half-life of 30 fold relative to native exendin-4. This longer half-life
resulted in a longer duration of therapeutic activity. Full glucose control
was obtained for more than a week after a single injection of
PC-DAC(TM):Exendin-4 in ZDF rats (ZDF rats are obese rats with Type 2
diabetes). Finally, a significantly better tolerability profile was observed
compared to exendin-4 in two independent rat models, which assessed GI
tolerance and nausea. PC-DAC(TM):Exendin-4 is expected to be stable at room
temperature, thus being highly convenient for patients.
Developed to treat Type 2 diabetes, exendin-4 is a close analogue to
GLP-1, the human body's most potent insulinotropic hormone. It has been shown
to normalize blood glucose levels by a) stimulating insulin secretion and

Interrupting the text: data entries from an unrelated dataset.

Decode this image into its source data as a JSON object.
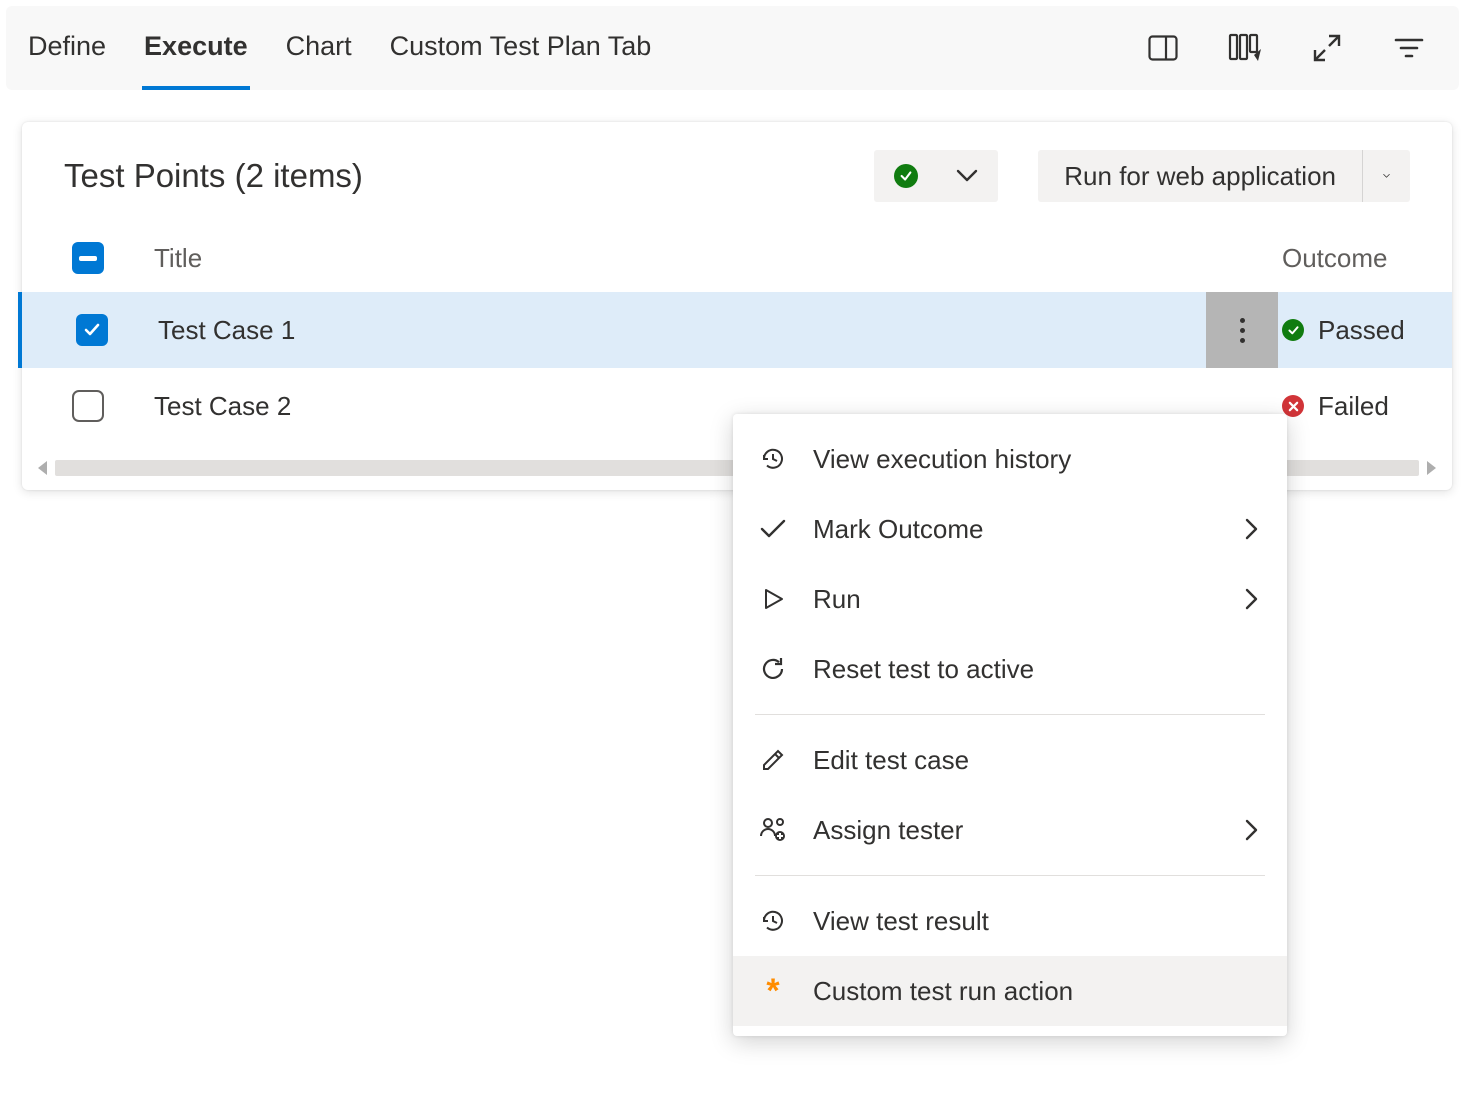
{
  "tabs": {
    "define": "Define",
    "execute": "Execute",
    "chart": "Chart",
    "custom": "Custom Test Plan Tab"
  },
  "card": {
    "title": "Test Points (2 items)",
    "run_button": "Run for web application"
  },
  "table": {
    "header_title": "Title",
    "header_outcome": "Outcome",
    "rows": [
      {
        "title": "Test Case 1",
        "outcome": "Passed"
      },
      {
        "title": "Test Case 2",
        "outcome": "Failed"
      }
    ]
  },
  "menu": {
    "history": "View execution history",
    "mark": "Mark Outcome",
    "run": "Run",
    "reset": "Reset test to active",
    "edit": "Edit test case",
    "assign": "Assign tester",
    "result": "View test result",
    "custom": "Custom test run action"
  }
}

lowering glucagons secretion in a glucose-dependent manner; b) delaying
gastric emptying; c) induces Beta cell proliferation (demonstrated only in
animals to date); d) restores Beta cell sensitivity to glucose; and
e) increases peripheral sensitivity to insulin . Moreover, it appears to have
a very attractive safety profile, with a low probability of inducing
ConjuChem, developers of next generation medicines from therapeutic
peptides, is creating long-acting compounds based on bioconjugation platform
technologies. When applied to peptides, the Company's systemic DAC(TM)
Technologies enable the creation of new drugs with significantly enhanced
therapeutic properties as compared to the original peptide. The Company is
developing compounds to treat various disorders including diabetes, human
growth deficiencies, HIV/AIDS, and congestive heart failure.
Detailed descriptions of the Company can be viewed on the Company's